A number of other former prisoners have gone on to commit terror attacks in the UK.
Sudesh Amman, 20, killed two people last year after being freed on license, meaning he was still subject to some restrictions.
Khairi Saadallah, 26, a former Libyan soldier, murdered three men in Reading last year, after being imprisoned for non-terrorism-related offences. While in jail, he befriended an associate of renowned terrorist recruiter and idealogue Anjem Choudary.
The spate of attacks prompted heightened scrutiny of the way the UK managed its terrorist offenders while inside jails and in the months and years following their release.
Only five of nearly 200 people incarcerated for terrorism-related crimes in England and Wales are held in isolation units.
These “jails within a jail” were created to hold the most dangerous prisoners and stop them radicalizing vulnerable inmates.
The Ministry of Justice has insisted that separation units become counterproductive. Eilish O’Gara, a former counterterrorism analyst at Whitemoor and Long Lartin jails, where Khan had been a high-risk inmate, said three separation centers set up in high-security prisons had been largely “unused.”

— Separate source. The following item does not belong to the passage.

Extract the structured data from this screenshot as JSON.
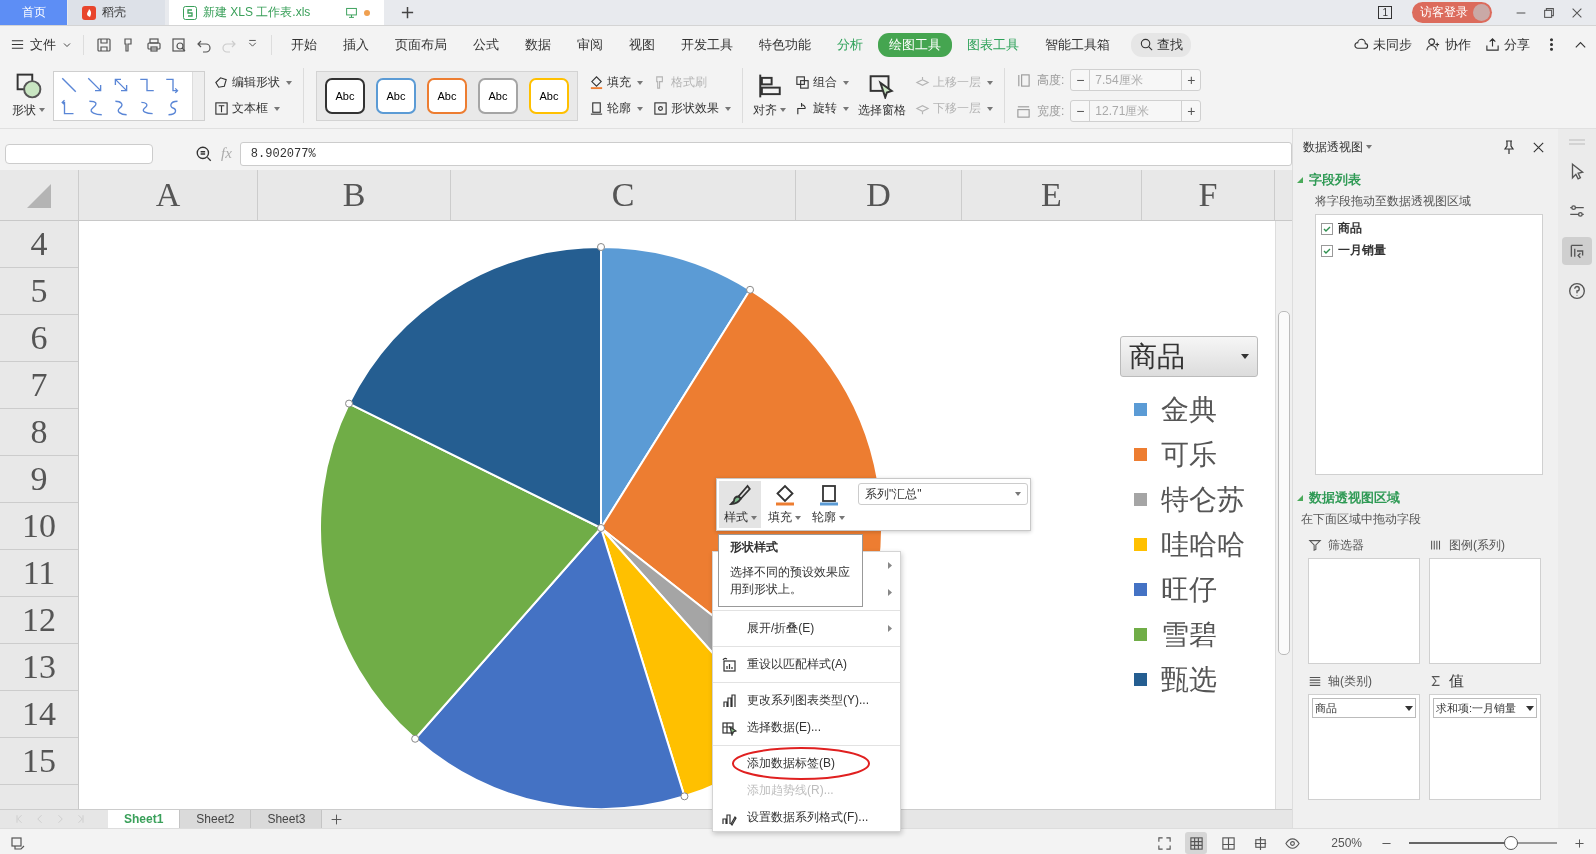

Neil Basu, head of Britain’s counterterrorism police, said: “Many things have changed since (Usman Khan’s) attack.
“The government has made changes to the law, the Ministry of Justice has strengthened prison and probation services, and a far stronger offender management model is being implemented across the country.”